The French tradition of the “economy of conventions” makes a related argument by stating that (economic) actors draw on specific socio-cultural frames which provide them a shared interpretation of specific situations of production or distribution (see Lamont and Thévenot 2000 for the link between both paradigms). According to their take, there exists a plurality of “orders of worth” or “types of justification” (Boltanski and Thévenot 2006). In contrast to them, we are not interested in constitutive “orders of worth” in different social arenas, but in the specific understanding of the meritocratic norm.
The moral economy approach derives from anthropological and social-historical accounts emphasizing that human action is not merely driven by economic interests, but also by moral concerns (Polanyi 1944; Thompson 1971). It often refers to traditional communities or peasant societies where forms of exchange are closely tied to social norms of fairness, but it has also been applied to modern societies, issues of inequality and the welfare state (Mau 2003; Sachweh 2012).
In order to deal with missing information in some of our independent variables in the ESS data (mainly income and education), we perform multiple imputation.
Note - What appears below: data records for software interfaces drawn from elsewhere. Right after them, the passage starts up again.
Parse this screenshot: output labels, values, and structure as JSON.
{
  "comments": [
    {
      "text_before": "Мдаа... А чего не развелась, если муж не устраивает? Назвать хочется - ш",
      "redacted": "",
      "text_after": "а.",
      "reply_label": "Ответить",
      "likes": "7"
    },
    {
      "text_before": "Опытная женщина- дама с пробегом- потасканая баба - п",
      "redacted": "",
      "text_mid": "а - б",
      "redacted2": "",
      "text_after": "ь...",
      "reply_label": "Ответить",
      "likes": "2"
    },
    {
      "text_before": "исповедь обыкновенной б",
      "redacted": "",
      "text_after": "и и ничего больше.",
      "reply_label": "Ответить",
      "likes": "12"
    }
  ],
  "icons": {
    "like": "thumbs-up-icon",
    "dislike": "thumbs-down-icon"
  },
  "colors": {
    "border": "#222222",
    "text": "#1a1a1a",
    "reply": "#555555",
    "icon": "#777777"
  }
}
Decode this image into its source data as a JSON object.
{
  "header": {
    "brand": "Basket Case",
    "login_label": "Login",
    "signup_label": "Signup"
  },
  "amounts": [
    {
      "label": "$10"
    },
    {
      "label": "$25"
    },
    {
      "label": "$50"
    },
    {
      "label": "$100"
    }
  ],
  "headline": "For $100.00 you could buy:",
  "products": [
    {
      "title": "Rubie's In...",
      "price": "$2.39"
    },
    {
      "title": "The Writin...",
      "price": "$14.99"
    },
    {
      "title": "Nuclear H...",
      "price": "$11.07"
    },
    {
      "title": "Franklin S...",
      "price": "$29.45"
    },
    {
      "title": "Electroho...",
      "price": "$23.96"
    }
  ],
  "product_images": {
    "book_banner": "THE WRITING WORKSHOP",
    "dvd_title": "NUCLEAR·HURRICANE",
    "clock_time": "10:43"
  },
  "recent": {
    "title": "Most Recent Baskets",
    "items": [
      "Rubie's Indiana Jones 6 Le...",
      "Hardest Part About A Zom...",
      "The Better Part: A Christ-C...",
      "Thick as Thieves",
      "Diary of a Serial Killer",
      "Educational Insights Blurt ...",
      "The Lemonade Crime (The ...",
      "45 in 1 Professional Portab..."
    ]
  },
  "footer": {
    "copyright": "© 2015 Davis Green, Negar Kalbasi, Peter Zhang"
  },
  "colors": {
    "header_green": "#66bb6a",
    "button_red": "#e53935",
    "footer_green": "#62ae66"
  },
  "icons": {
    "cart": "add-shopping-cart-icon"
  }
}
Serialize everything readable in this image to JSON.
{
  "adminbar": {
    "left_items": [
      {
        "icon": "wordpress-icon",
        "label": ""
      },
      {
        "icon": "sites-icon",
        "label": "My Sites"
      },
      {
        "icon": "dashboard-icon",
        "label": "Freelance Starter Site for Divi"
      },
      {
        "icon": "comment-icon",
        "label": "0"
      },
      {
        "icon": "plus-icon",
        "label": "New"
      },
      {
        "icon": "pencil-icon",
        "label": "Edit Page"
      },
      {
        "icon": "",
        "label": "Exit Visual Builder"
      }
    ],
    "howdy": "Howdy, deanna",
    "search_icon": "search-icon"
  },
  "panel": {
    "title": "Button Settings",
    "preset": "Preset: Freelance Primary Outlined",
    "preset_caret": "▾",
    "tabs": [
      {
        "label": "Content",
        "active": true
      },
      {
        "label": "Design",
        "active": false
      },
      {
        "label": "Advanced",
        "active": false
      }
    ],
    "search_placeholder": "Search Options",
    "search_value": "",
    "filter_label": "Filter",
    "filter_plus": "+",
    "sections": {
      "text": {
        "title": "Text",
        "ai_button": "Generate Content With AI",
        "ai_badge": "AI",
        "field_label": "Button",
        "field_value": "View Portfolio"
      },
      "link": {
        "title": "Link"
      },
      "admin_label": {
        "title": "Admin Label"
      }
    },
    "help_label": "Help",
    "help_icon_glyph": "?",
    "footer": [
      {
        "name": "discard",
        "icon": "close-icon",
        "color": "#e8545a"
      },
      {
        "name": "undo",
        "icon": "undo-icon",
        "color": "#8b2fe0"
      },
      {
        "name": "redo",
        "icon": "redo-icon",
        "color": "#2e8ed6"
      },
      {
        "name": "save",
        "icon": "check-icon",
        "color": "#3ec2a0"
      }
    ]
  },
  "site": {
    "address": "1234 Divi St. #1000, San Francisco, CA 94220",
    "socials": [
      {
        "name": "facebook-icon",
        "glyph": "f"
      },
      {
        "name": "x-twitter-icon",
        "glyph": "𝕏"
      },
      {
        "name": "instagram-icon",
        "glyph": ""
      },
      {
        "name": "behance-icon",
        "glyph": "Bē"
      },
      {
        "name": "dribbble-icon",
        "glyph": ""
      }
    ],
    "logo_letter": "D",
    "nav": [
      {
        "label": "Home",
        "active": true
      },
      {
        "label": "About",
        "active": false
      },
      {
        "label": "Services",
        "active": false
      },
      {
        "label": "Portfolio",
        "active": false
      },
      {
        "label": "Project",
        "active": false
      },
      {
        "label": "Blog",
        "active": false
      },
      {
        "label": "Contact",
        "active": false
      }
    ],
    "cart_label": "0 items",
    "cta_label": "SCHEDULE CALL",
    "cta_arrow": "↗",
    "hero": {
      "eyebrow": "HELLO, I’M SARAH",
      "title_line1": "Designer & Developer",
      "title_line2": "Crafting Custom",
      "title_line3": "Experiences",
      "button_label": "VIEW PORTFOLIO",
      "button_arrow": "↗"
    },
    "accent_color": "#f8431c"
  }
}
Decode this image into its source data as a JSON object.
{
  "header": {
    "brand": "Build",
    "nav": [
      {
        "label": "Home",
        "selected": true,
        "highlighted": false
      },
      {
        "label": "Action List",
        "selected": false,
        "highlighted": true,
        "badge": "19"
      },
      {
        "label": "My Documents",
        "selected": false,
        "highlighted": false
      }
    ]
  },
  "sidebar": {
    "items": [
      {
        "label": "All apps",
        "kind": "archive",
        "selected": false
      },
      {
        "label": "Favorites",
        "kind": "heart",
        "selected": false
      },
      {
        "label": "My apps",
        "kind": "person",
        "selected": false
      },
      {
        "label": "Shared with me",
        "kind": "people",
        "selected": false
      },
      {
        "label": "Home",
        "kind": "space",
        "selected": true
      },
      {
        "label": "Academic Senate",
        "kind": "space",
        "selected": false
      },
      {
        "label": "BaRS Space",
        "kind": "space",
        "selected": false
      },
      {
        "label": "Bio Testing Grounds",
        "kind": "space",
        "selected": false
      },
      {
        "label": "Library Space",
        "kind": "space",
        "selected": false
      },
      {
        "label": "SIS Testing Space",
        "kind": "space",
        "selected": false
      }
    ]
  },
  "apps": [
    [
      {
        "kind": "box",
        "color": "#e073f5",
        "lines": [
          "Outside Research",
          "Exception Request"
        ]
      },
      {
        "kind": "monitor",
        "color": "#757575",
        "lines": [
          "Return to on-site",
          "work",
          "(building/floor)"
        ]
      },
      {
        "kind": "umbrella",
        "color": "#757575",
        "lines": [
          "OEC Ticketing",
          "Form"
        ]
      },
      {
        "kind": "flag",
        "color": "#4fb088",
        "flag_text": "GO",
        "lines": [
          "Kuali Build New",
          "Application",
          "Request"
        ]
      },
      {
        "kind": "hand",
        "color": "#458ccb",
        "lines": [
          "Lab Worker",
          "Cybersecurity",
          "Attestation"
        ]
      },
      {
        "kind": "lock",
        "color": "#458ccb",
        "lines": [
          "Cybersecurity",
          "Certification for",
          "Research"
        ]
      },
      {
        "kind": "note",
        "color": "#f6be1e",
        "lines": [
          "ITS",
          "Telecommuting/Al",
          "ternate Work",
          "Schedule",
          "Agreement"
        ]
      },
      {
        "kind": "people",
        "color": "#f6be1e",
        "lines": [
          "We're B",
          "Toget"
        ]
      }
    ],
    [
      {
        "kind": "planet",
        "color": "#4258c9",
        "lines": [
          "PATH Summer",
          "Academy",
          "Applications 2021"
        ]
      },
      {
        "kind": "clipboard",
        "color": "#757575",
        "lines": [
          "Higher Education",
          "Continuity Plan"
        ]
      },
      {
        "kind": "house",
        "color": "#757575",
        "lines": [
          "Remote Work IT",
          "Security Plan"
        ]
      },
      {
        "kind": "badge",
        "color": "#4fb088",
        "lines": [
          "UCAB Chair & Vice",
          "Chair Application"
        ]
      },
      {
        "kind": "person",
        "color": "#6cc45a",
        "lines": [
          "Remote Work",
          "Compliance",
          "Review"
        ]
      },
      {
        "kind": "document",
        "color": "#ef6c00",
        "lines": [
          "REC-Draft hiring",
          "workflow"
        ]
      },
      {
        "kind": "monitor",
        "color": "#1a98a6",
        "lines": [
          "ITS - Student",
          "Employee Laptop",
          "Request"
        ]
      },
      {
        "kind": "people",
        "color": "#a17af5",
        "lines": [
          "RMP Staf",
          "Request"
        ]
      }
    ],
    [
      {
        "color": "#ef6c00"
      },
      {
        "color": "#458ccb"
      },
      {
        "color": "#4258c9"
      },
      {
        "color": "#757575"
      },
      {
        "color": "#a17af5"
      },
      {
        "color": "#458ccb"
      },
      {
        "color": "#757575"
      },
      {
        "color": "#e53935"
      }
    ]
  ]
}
Our imputation procedure follows Johnson and Young (2011) and results in 100 multiple imputed data sets. These combined multiple imputed data sets are the basis of our quantitative multivariate analysis of the ESS. All quantitative analyses of the ESS are weighted with the post-stratification weight provided by the ESS.
We also estimated country-specific ordinal logistic regression models. The results of these models (not shown) do not differ substantially from the results presented below.
In contrast to our qualitative analysis, we did not use a combined measure of income and education since we have enough cases to estimate the influence of income and education on meritocratic beliefs separately. This provides more detailed quantitative results.
For the article, four countries representing different political economies and welfare state regimes were included in the analysis (Germany, Norway, Slovenia, UK), whereas the other Scandinavian country (Denmark) was excluded.
November 7th and 21st in Berlin, October 24th and November 7th in Oslo, November 14th and 28th in Ljubljana, and October 17th and 31st in Birmingham.